  11. 11.
    11. Strausberg, RL, Feingold EA, Grouse LH, Derge JG, Klausner RD, Collins FS, Wagner L, Shenmen CM, Schuler GD, Altschul SF et al (2002) Generation and initial analysis of more than 15,000 full-length human and mouse cDNA sequences. Proc Natl Acad Sci USA 99:16899–16903CrossRefPubMedGoogle Scholar
  12. 12.
    12. Wiemann S, Arlt D, Huber W, Wellenreuther R, Schleeger S, Mehrle A, Bechtel S, Sauermann M, Korf U, Pepperkok R et al (2004) From ORFeome to biology: A functional genomics pipeline. Genome Res 14:2136–2144CrossRefPubMedGoogle Scholar
  13. 13.
    13. Nakajima D, Saito K, Yamakawa H, Kikuno RF, Nakayama M, Ohara R, Okazaki N, Koga H, Nagase T, Ohara O (2005) Preparation of a set of expression-ready clones of mammalian long cDNAs encoding large proteins by the ORF trap cloning method. DNA Res 12:257–267CrossRefPubMedGoogle Scholar
  14. 14.
    14. Rual JF, Hirozane-Kishikawa T, Hao T, Bertin N, Li S, Dricot A, Li N, Rosenberg J, Lamesch P, Vidalain PO et al (2004) Human ORFeome version 1.1: A platform for reverse proteomics.

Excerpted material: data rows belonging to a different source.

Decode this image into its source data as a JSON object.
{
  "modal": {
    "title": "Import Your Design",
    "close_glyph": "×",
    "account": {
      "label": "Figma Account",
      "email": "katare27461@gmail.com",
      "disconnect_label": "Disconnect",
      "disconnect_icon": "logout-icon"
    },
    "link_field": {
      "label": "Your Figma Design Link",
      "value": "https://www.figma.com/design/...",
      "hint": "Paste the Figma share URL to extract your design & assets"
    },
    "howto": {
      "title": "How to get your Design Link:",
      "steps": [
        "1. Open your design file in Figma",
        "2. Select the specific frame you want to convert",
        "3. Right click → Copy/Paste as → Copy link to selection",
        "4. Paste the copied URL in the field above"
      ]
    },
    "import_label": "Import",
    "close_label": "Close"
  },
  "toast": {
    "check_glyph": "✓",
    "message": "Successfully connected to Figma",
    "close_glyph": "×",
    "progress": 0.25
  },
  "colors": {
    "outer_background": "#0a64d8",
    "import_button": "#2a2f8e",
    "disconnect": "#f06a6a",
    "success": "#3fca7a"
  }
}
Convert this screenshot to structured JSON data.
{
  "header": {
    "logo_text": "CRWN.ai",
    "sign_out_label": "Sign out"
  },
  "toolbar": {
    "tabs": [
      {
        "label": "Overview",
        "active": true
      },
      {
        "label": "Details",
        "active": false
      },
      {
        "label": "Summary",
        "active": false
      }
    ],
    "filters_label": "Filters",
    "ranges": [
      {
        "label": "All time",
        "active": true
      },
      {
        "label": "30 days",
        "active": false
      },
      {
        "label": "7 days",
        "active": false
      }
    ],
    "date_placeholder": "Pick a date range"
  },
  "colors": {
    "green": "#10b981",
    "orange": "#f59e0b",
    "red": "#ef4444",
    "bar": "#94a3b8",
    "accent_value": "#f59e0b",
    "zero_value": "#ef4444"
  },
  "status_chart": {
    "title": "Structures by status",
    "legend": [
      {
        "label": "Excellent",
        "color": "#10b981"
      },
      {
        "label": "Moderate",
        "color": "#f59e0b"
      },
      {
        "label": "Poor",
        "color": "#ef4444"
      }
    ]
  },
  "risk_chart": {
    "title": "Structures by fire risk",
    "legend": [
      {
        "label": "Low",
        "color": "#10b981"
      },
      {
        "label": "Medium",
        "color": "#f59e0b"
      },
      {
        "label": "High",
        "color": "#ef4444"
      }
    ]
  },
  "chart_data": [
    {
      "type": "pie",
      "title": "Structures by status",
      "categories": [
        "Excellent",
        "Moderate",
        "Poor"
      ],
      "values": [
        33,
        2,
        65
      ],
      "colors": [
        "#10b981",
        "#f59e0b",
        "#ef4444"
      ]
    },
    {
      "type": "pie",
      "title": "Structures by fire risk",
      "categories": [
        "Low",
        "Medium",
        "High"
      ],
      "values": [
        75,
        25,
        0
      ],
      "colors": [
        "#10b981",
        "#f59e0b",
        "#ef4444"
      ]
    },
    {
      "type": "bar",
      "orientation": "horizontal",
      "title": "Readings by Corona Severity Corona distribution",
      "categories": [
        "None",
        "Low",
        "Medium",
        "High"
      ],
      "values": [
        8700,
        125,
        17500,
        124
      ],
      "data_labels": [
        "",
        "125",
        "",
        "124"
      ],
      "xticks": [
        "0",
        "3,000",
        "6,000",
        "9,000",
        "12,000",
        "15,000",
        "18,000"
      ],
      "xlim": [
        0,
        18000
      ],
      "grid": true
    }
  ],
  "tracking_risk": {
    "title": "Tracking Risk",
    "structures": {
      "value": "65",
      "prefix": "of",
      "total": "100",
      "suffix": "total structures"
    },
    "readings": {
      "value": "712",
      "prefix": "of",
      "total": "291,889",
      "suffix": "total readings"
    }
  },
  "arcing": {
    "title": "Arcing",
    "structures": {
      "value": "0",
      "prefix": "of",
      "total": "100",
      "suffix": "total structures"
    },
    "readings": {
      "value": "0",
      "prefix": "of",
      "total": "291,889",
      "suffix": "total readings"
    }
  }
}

Genome Res 14:2128–2135CrossRefPubMedGoogle Scholar
  15. 15.
    15. Gerhard DS, Wagner L, Feingold EA, Shenmen CM, Grouse LH, Schuler G, Klein SL, Old S, Rasooly R, Good P et al (2004) The status, quality, and expansion of the NIH full-length cDNA project: The Mammalian Gene Collection (MGC). Genome Res 14:2121–2127CrossRefPubMedGoogle Scholar
  16. 16.
    16. Collins JE, Wright CL, Edwards CA, Davis MP, Grinham JA, Cole CG, Goward ME, Aguado B, Mallya M, Mokrab Y et al (2004) A genome annotation-driven approach to cloning the human ORFeome. Genome Biol 5:R84CrossRefPubMedGoogle Scholar
  17. 17.
    17. Takagi M, Nishiok, M, Kakihara H, Kitabayashi M, Inoue H, Kawakami B, Oka M, Imanaka T (1997) Characterization of DNA polymerase from Pyrococcus sp. strain KOD1 and its application to PCR. Appl Environ. Microbiol 63:4504–4510PubMedGoogle Scholar
  18. 18.
    18. Kozak M (1999) Initiation of translation in prokaryotes and eukaryotes. Gene 234:187–208CrossRefPubMedGoogle Scholar
  19. 19.
    19. Bendtsen JD, Nielsen H, von Heijne G, Brunak,S (2004) Improved prediction of signal peptides: SignalP 3.0. J Mol Biol 340:783–795CrossRefPubMedGoogle Scholar
  20. 20.
    20. Nakai K, Horton P (1999) PSORT: a program for detecting sorting signals in proteins and predicting their subcellular localization. Trends Biochem Sci 24:34–36CrossRefPubMedGoogle Scholar
  21. 21.
    21. Glory E, Murphy R. (2007) Automated subcellular location determination and high-throughput microscopy. Dev Cell 12:7–16CrossRefPubMedGoogle Scholar

Copyright information

© Humana Press, a part of Springer Science+Business Media, LLC 2008

Authors and Affiliations

  • John E. Collins
    • 1
  1. 1.Wellcome Trust Sanger InstituteCambridgeUK

Personalised recommendations